[Stored items]
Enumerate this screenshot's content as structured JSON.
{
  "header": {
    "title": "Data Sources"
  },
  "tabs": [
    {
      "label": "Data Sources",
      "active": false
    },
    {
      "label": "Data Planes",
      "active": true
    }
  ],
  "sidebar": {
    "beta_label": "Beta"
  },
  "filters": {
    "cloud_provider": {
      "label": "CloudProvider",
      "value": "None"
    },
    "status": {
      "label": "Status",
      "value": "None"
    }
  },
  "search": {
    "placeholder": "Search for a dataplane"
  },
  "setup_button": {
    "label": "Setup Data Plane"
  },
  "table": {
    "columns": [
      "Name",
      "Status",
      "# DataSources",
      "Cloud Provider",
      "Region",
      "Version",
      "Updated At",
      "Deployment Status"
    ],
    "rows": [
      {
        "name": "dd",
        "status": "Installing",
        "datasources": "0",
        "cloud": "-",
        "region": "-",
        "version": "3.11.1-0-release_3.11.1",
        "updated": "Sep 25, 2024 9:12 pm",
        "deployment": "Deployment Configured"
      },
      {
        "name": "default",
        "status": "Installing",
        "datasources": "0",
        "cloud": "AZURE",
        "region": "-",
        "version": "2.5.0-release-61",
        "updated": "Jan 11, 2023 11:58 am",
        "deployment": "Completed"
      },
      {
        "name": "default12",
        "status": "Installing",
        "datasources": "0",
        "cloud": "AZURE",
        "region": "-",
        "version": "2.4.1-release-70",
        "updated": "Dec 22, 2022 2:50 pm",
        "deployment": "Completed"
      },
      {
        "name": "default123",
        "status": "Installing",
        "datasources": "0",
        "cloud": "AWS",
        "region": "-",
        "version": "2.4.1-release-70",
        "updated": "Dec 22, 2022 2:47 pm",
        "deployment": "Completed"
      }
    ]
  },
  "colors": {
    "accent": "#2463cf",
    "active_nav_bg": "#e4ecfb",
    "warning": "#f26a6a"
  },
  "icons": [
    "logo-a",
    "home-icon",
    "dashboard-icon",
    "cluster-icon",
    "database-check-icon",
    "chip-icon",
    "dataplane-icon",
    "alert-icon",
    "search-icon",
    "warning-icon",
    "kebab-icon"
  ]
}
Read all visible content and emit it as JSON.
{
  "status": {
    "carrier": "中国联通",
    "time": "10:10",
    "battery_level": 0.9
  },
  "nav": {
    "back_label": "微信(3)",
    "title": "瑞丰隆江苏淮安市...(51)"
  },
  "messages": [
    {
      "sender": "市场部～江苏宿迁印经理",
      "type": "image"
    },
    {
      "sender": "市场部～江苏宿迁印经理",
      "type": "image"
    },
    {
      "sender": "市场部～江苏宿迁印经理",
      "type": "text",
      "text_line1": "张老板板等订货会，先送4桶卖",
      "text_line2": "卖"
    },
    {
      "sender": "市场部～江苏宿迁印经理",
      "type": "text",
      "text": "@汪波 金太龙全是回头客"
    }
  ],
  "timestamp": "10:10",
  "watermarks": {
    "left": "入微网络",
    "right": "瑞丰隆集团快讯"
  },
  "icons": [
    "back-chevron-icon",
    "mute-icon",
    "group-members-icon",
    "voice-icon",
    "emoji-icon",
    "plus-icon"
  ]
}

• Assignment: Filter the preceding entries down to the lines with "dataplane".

• Result for this task:
    "placeholder": "Search for a dataplane"
    "dataplane-icon",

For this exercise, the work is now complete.